The most disappointing element of “Babyfever” is how conventional and humorless the material is. The film rehashes ideas that appeared in New York and other magazines in the late 1980s.

Also dissatisfying is the stereotypical casting — for example, an aging, unattractive woman talks about how she has become reconciled to being single for the rest of her life. At the same time, the film will please any affirmative-action committee, as it carefully uses women of every ethnic minority and sexual orientation.

Dedicated to Jaglom’s young daughter, “Babyfever” obviously bears strong personal meaning for Jaglom and Foyt, but as a social-issue film it’s not very engaging.


  • Production: A Rainbow Film Co. release of a Jagtoria production. Produced by Judith Wolinsky. Directed, edited by Henry Jaglom. Screenplay, Jaglom, Victoria Foyt.
  • Crew: Camera (Deluxe color), Hanania Baer; sound, Sunny Meyer; associate producer, Bonnie Beauregard.
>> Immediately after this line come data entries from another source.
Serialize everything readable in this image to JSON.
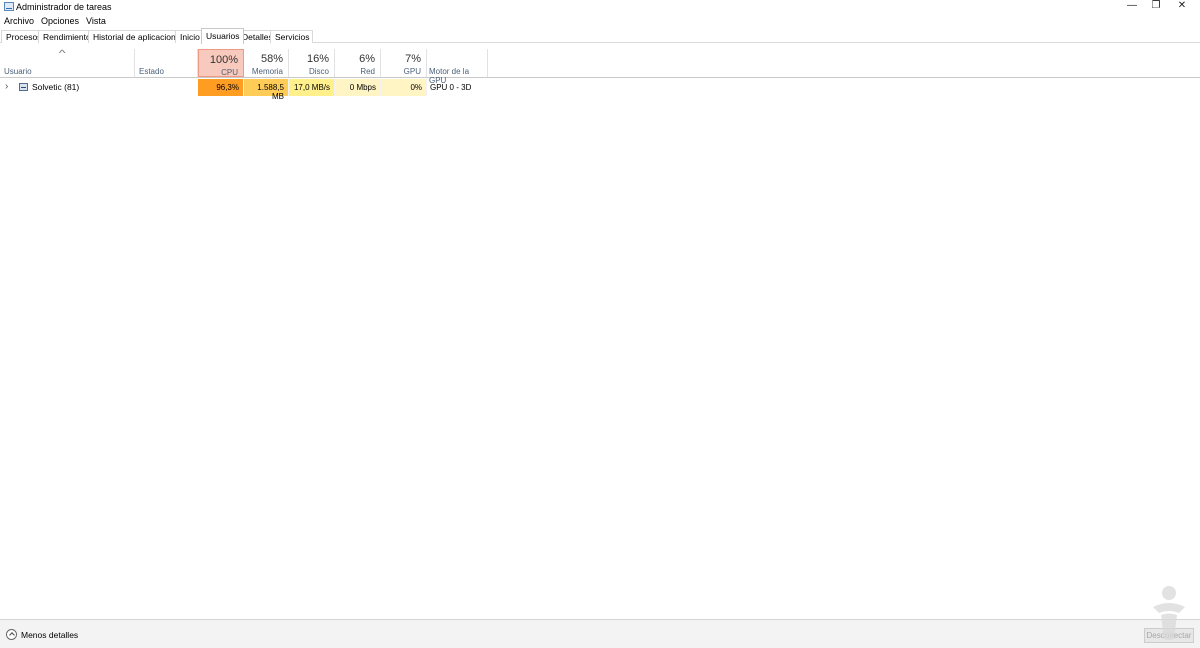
{
  "window": {
    "title": "Administrador de tareas",
    "controls": {
      "minimize": "—",
      "restore": "❐",
      "close": "✕"
    }
  },
  "menu": [
    "Archivo",
    "Opciones",
    "Vista"
  ],
  "tabs": [
    {
      "label": "Procesos"
    },
    {
      "label": "Rendimiento"
    },
    {
      "label": "Historial de aplicaciones"
    },
    {
      "label": "Inicio"
    },
    {
      "label": "Usuarios",
      "active": true
    },
    {
      "label": "Detalles"
    },
    {
      "label": "Servicios"
    }
  ],
  "columns": {
    "usuario": {
      "label": "Usuario"
    },
    "estado": {
      "label": "Estado"
    },
    "cpu": {
      "pct": "100%",
      "label": "CPU"
    },
    "memoria": {
      "pct": "58%",
      "label": "Memoria"
    },
    "disco": {
      "pct": "16%",
      "label": "Disco"
    },
    "red": {
      "pct": "6%",
      "label": "Red"
    },
    "gpu": {
      "pct": "7%",
      "label": "GPU"
    },
    "motor_gpu": {
      "label": "Motor de la GPU"
    }
  },
  "rows": [
    {
      "user": "Solvetic (81)",
      "cpu": "96,3%",
      "memoria": "1.588,5 MB",
      "disco": "17,0 MB/s",
      "red": "0 Mbps",
      "gpu": "0%",
      "motor_gpu": "GPU 0 - 3D"
    }
  ],
  "colors": {
    "cpu_header": "#f8c9bd",
    "cpu_cell": "#ff9c22",
    "memoria_cell": "#ffcd57",
    "disco_cell": "#fff08c",
    "red_cell": "#fff4c4",
    "gpu_cell": "#fff4c4"
  },
  "footer": {
    "fewer_details": "Menos detalles",
    "disconnect_button": "Desconectar"
  }
}
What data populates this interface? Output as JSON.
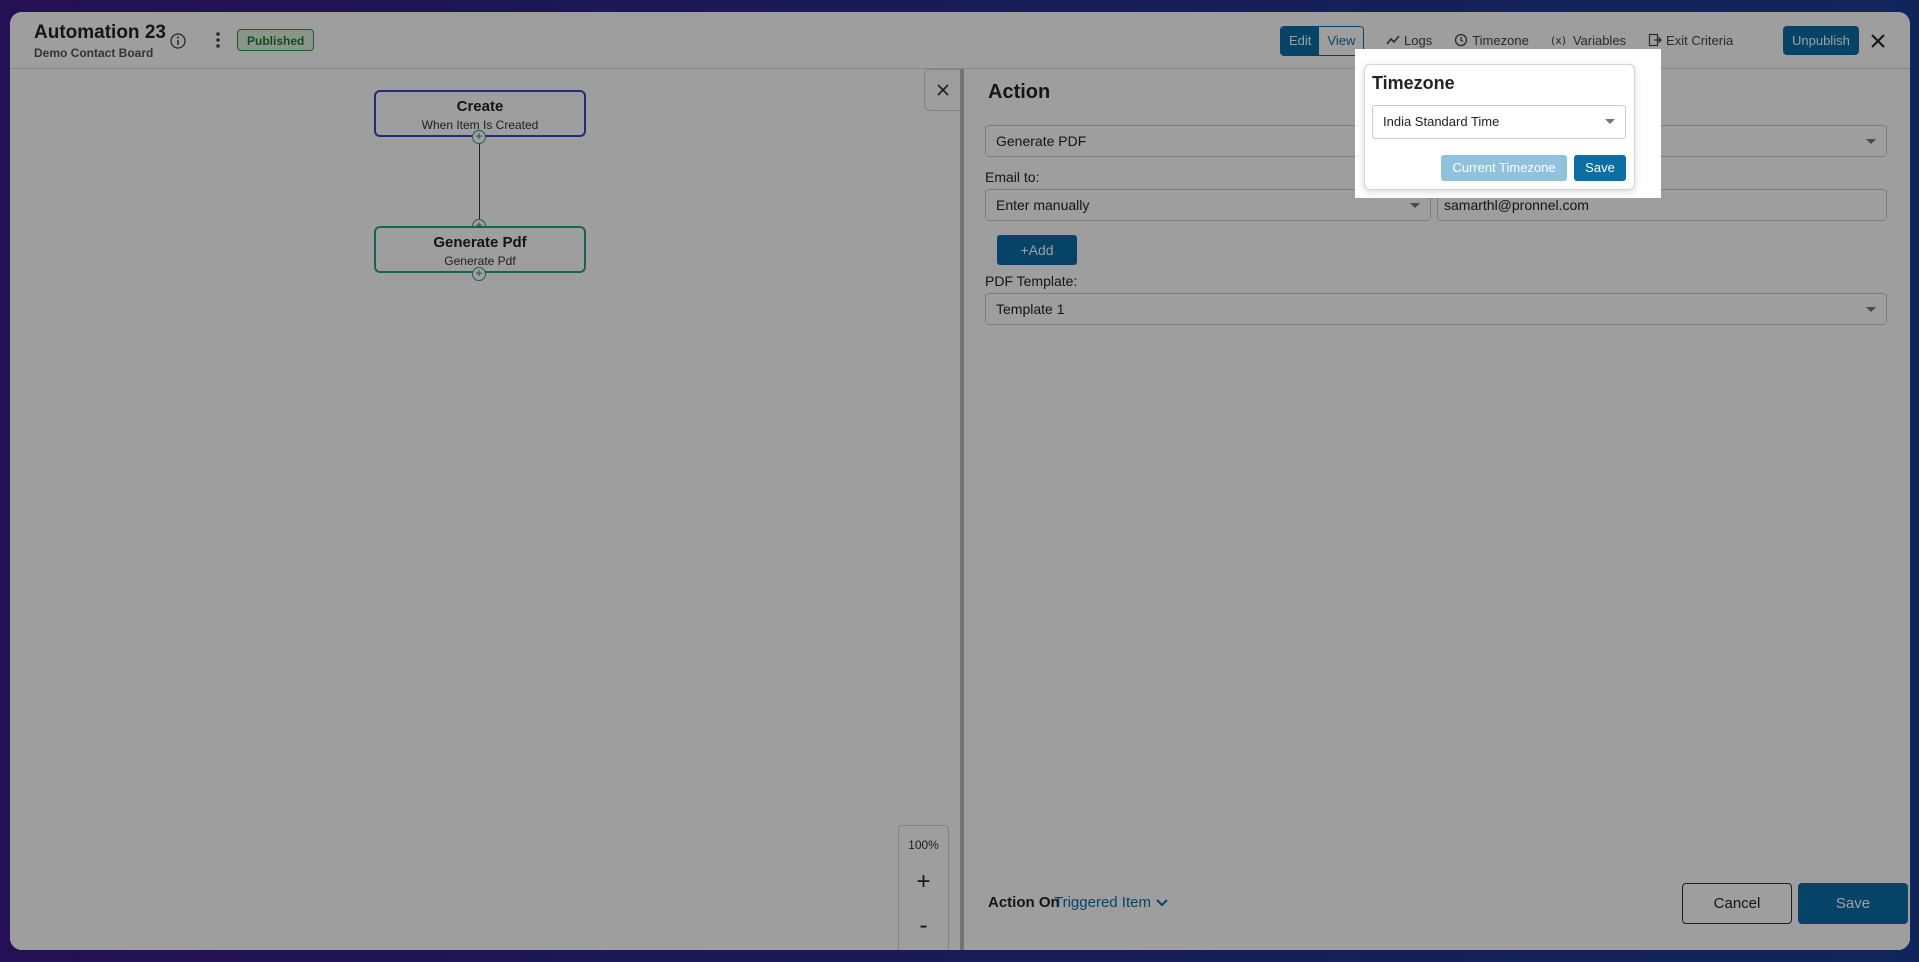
{
  "header": {
    "title": "Automation 23",
    "subtitle": "Demo Contact Board",
    "status": "Published",
    "toggle": {
      "edit": "Edit",
      "view": "View"
    },
    "links": {
      "logs": "Logs",
      "timezone": "Timezone",
      "variables": "Variables",
      "exit_criteria": "Exit Criteria"
    },
    "unpublish": "Unpublish"
  },
  "canvas": {
    "nodes": [
      {
        "title": "Create",
        "subtitle": "When Item Is Created"
      },
      {
        "title": "Generate Pdf",
        "subtitle": "Generate Pdf"
      }
    ],
    "zoom_level": "100%",
    "zoom_in": "+",
    "zoom_out": "-"
  },
  "panel": {
    "title": "Action",
    "action_type": "Generate PDF",
    "email_label": "Email to:",
    "email_mode": "Enter manually",
    "email_value": "samarthl@pronnel.com",
    "add_label": "+Add",
    "template_label": "PDF Template:",
    "template_value": "Template 1",
    "action_on_label": "Action On",
    "action_on_value": "Triggered Item",
    "cancel": "Cancel",
    "save": "Save"
  },
  "timezone_popover": {
    "title": "Timezone",
    "selected": "India Standard Time",
    "current_button": "Current Timezone",
    "save_button": "Save"
  },
  "colors": {
    "accent": "#0b6fa6",
    "published": "#2e9b47",
    "create_node_border": "#3848c8",
    "pdf_node_border": "#22a08a"
  }
}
Reviewed at Sunset Towers screening room, Beverly Hills, March 24, 1994. MPAA Rating: R. Running time: 110 min.
  • With: Gena – Victoria Foyt<br> James – Matt Salinger<br> Roz – Dinah Lenney<br> Anthony – Eric Roberts<br> Rosie – Frances Fisher<br> Milly – Elaine Kagan<br> Mark – Zack Norman<br>